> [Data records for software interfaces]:
Content starts
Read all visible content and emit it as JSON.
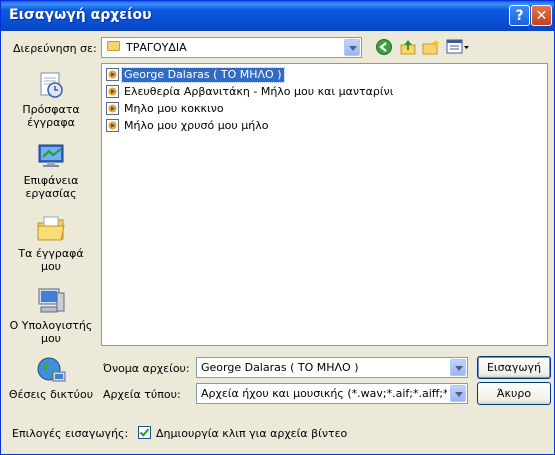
{
  "window": {
    "title": "Εισαγωγή αρχείου",
    "help_label": "?",
    "close_label": "✕"
  },
  "lookin": {
    "label": "Διερεύνηση σε:",
    "value": "ΤΡΑΓΟΥΔΙΑ"
  },
  "toolbar": {
    "icons": [
      "back-icon",
      "up-folder-icon",
      "new-folder-icon",
      "views-menu-icon"
    ]
  },
  "places": [
    {
      "label": "Πρόσφατα έγγραφα",
      "icon": "recent-documents-icon"
    },
    {
      "label": "Επιφάνεια εργασίας",
      "icon": "desktop-icon"
    },
    {
      "label": "Τα έγγραφά μου",
      "icon": "my-documents-icon"
    },
    {
      "label": "Ο Υπολογιστής μου",
      "icon": "my-computer-icon"
    },
    {
      "label": "Θέσεις δικτύου",
      "icon": "network-places-icon"
    }
  ],
  "files": [
    {
      "name": "George Dalaras ( ΤΟ ΜΗΛΟ )",
      "selected": true
    },
    {
      "name": "Ελευθερία Αρβανιτάκη - Μήλο μου και μανταρίνι",
      "selected": false
    },
    {
      "name": "Μηλο μου κοκκινο",
      "selected": false
    },
    {
      "name": "Μήλο μου χρυσό μου μήλο",
      "selected": false
    }
  ],
  "filename": {
    "label": "Όνομα αρχείου:",
    "value": "George Dalaras ( ΤΟ ΜΗΛΟ )"
  },
  "filetype": {
    "label": "Αρχεία τύπου:",
    "value": "Αρχεία ήχου και μουσικής (*.wav;*.aif;*.aiff;*.aifc;*.s"
  },
  "buttons": {
    "import": "Εισαγωγή",
    "cancel": "Άκυρο"
  },
  "options": {
    "label": "Επιλογές εισαγωγής:",
    "checkbox_label": "Δημιουργία κλιπ για αρχεία βίντεο",
    "checked": true
  },
  "colors": {
    "titlebar": "#0a5bde",
    "selection": "#316ac5",
    "dialog_bg": "#ece9d8"
  }
}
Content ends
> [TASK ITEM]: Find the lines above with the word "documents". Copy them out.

> [TASK ANSWER]:
      "icon": "recent-documents-icon"
      "icon": "my-documents-icon"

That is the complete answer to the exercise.